**GIVEN DATA**.
<<<<
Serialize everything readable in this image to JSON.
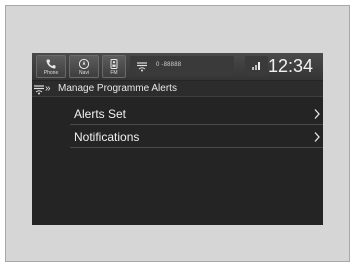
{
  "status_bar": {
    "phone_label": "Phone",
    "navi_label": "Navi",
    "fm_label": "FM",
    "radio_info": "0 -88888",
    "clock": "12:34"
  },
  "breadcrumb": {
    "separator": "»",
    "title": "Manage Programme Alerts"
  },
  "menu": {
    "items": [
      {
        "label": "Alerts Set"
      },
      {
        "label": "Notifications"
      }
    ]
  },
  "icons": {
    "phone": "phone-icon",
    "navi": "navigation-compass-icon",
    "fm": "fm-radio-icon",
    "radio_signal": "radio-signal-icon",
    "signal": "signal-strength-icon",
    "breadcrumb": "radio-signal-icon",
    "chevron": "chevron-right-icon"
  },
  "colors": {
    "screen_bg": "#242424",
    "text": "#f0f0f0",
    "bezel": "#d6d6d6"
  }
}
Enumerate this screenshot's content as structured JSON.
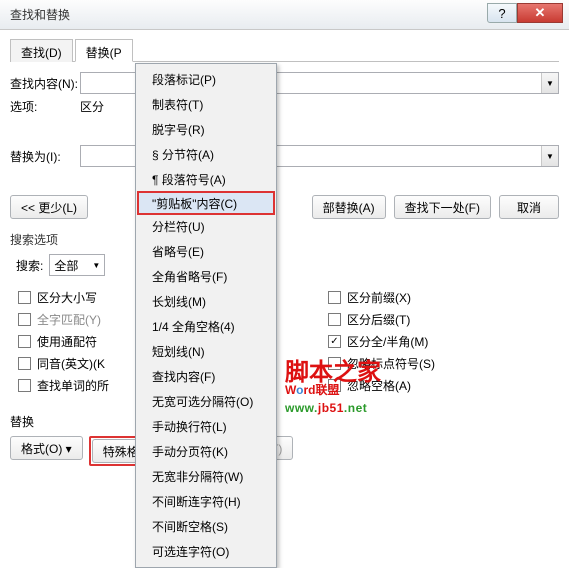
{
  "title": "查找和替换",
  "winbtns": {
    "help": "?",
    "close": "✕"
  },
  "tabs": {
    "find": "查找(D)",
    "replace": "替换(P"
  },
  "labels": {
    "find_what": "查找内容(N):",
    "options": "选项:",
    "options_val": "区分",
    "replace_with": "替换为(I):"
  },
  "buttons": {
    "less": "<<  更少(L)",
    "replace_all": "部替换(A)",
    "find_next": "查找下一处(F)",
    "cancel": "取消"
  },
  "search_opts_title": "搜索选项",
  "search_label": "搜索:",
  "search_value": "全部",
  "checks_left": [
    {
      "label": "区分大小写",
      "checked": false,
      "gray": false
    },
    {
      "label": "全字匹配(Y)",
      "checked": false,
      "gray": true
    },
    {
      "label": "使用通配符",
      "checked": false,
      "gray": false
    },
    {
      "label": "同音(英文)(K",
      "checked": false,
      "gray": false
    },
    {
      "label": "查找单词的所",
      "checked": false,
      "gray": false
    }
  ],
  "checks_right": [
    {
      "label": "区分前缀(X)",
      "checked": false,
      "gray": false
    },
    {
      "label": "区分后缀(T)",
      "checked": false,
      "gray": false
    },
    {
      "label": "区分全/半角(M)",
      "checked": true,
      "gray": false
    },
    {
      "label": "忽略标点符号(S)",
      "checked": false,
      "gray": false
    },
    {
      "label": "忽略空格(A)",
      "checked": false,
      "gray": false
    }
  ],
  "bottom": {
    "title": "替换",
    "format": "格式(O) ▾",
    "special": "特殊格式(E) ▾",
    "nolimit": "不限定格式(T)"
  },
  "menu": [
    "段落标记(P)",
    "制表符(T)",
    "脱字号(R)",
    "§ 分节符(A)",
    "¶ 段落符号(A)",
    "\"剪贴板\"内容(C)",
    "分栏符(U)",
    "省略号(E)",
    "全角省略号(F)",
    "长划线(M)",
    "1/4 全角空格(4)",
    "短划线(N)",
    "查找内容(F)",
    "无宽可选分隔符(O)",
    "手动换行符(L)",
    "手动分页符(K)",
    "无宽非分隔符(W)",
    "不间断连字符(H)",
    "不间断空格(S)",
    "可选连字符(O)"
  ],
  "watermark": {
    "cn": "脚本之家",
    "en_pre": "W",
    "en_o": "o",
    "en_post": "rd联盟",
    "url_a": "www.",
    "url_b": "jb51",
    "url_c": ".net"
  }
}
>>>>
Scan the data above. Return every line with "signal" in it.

    "radio_signal": "radio-signal-icon",
    "signal": "signal-strength-icon",
    "breadcrumb": "radio-signal-icon",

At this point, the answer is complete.